By the water

I'd dreamt of getting away this weekend, perhaps even abroad. It didn't work out. There was too much to do, even if I could have made arrangements for a teenager and cat. But on Saturday sunshine arrived and by afternoon I was filled with a restless desire to walk - away from the house and the shops and towards the river.

I wasn't the only one. Walkers ambled, runners jogged and cyclists overtook both. Dogs were alert to every movement or tired and eager to reach home. Canoeists were checking their boats. A fisherman flicked his rod in the air - there was a slim shimmer of silver so lovely that I found it hard to remember that, for the fish, this elegant movement was death and pain.

Passing the lock, I reached the point where the canal meets the river. A cacophony of birds greeted me. I know few bird calls but recognized the sound of Canada geese - out of sight but very near, hidden by the tangle of scrawny winter undergrowth. For all the sunshine there was little sign of Spring.

I followed the path, always looking toward the river with its moorings for launches and narrow boats. I caught sight of a familiar black bird. As I watched, it dived beneath the water. The surface of the water shivered for ages and I followed the movement till the bird surfaced again, half hidden by branches. Some kind of cormorant, I thought, or a shag. It looked like those I'd seen on the Northumberland coast or out on the Farne Islands. I watched it for a while and took a photo but the bird was a blur. I wasn't even sure I'd captured the right bird.

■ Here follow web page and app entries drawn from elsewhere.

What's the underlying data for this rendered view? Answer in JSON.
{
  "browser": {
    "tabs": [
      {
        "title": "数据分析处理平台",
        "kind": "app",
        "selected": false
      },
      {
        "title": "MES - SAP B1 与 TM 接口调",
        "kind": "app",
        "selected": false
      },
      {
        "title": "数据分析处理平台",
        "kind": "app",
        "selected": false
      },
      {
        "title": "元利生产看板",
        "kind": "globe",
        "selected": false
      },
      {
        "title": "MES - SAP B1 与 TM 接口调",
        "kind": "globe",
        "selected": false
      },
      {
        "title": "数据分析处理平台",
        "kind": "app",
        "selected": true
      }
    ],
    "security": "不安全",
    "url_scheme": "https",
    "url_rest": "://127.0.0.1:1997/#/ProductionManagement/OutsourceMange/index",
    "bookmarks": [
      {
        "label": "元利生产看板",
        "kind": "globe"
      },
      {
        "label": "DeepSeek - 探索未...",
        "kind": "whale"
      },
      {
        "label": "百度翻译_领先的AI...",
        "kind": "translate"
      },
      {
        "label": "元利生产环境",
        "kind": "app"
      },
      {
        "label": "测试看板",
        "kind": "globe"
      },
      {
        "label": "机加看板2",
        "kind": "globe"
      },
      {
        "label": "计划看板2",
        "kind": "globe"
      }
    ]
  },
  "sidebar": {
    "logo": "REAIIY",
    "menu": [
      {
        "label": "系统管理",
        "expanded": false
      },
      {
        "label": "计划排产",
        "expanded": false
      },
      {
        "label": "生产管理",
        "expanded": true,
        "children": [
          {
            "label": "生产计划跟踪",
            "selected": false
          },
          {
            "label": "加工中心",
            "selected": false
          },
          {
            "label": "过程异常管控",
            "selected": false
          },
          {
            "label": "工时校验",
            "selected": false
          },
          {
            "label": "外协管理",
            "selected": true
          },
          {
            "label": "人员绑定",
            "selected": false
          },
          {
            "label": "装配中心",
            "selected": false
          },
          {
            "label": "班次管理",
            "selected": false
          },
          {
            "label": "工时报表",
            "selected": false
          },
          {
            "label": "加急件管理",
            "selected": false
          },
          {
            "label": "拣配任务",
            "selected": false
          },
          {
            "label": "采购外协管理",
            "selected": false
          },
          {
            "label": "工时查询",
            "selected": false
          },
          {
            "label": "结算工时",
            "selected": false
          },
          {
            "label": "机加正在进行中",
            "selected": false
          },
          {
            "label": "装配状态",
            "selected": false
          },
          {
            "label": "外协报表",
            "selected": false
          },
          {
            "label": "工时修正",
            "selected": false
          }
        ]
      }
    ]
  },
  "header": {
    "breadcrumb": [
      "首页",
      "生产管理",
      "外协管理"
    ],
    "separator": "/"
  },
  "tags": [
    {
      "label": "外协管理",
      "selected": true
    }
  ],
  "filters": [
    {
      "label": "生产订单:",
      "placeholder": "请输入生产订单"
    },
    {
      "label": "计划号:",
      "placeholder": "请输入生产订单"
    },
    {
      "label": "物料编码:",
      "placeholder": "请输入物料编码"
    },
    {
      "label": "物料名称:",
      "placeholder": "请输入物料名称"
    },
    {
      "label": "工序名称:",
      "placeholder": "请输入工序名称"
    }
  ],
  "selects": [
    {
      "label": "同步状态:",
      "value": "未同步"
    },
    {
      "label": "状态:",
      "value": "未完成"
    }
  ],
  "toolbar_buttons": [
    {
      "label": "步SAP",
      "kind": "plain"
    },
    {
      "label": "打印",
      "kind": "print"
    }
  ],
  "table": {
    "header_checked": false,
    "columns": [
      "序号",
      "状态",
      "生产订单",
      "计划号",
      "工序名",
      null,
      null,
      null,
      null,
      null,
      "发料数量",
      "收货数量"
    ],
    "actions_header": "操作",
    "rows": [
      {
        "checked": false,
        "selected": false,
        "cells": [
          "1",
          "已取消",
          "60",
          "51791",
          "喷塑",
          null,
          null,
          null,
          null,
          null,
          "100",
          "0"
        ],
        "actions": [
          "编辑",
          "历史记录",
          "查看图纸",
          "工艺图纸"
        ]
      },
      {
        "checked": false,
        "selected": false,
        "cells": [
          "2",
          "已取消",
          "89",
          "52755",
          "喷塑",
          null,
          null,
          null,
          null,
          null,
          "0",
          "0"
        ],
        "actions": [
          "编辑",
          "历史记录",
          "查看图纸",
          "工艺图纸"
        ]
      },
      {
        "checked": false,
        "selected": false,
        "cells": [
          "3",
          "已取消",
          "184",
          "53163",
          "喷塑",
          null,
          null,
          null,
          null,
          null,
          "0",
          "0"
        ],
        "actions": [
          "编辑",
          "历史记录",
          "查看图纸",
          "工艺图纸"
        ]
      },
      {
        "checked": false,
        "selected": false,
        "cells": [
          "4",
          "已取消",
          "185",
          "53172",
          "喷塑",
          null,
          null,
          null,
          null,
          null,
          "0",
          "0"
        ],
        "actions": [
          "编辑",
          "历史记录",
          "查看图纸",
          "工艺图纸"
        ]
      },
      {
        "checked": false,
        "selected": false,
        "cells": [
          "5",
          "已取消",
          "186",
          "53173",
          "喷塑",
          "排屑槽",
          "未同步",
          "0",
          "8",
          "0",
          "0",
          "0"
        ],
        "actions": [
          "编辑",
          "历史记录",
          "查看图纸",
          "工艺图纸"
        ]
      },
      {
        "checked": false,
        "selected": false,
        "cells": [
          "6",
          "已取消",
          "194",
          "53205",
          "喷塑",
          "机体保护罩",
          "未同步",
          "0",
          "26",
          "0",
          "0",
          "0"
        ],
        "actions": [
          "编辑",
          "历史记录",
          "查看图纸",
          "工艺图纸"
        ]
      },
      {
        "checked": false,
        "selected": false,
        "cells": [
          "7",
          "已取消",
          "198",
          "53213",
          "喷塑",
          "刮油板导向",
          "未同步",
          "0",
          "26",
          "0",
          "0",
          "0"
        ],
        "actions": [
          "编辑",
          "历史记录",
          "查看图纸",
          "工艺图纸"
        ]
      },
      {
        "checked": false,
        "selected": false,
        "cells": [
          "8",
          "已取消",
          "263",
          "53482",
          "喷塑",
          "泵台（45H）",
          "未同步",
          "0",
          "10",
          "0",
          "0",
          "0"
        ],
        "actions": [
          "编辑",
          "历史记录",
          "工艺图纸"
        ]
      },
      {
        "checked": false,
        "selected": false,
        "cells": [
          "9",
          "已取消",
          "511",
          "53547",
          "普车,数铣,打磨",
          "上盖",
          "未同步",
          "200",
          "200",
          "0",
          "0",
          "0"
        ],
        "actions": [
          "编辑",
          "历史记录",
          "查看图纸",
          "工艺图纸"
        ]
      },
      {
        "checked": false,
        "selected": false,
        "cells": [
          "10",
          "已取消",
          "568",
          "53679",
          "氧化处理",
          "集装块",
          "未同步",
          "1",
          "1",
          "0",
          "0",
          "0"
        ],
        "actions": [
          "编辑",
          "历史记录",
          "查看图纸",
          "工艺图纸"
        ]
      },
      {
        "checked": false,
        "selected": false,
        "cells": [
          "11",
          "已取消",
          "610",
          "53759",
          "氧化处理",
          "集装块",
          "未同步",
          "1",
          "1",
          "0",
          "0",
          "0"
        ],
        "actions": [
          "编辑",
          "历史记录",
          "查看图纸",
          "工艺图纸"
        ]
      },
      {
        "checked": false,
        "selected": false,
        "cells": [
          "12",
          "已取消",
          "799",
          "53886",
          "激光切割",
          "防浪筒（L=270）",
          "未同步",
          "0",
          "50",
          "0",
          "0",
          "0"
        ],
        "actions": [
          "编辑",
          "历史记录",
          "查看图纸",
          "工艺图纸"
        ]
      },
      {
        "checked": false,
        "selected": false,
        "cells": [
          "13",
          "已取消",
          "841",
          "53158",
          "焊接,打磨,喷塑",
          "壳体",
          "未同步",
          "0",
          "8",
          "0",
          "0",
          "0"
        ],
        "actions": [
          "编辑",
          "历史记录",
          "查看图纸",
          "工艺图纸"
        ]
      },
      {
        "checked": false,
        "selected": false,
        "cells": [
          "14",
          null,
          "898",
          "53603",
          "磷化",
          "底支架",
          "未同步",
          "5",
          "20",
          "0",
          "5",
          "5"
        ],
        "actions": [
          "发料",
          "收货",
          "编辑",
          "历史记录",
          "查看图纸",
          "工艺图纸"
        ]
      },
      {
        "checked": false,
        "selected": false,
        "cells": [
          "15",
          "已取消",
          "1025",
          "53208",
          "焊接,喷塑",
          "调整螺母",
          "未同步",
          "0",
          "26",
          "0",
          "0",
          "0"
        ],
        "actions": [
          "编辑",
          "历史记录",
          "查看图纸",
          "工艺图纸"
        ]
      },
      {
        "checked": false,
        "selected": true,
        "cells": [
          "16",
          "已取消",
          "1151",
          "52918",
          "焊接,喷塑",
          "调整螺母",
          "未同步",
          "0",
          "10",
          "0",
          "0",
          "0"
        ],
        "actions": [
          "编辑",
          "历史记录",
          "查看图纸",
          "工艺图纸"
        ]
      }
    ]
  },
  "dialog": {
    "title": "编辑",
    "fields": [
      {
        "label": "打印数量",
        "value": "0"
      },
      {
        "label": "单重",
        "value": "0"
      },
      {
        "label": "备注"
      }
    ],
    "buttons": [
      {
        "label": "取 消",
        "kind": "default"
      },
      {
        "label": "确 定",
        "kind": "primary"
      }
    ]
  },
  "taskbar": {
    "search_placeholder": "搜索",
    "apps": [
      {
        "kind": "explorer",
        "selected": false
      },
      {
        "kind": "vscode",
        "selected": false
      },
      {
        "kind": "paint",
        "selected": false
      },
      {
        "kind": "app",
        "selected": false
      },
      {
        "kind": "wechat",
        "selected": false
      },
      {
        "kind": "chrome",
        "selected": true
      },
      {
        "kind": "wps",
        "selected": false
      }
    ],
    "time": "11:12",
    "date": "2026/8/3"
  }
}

I tried to notice everything so that I would remember it: the shine of the water, the delicate screen of parallel twigs, the sense of being free and not quite certain where I was. But already much of it has vanished. There are photos as prompts - and I haven't forgotten the hunched and sulky heron, by the stump of a leafless tree in the water, glaring at an insouciant white gull that perched on a nearby branch.

Eventually my walk led to the nature centre and cafe. I bought postcards, tea and a slice of Dundee cake and rested till the centre closed. The staff were tired - no-one had expected a busy day in February but the lure of sun and water was too strong. As I left, I saw my first snowdrops of the year - a small clump of raggedy flowers that had pushed its way through dust and twigs and survived the recent frost. After that first clump, I saw more until, suddenly, on a tended lawn by the church, there was a carpet of snowdrops and pale mauve crocuses. Still February, but almost Spring.

A rustle of wings distracted me. I looked up and watched as the heron shrugged its way awkwardly across the sky.


katie said...

Postcards! I love postcards...

Elizabeth McClung said...

It looks like a really great day, the sort of wonder spring day where it is 'new' sunshine and everything is made new again in the world and in memories. Thanks for the pictures, and the description, I wish I could have wheeled with you.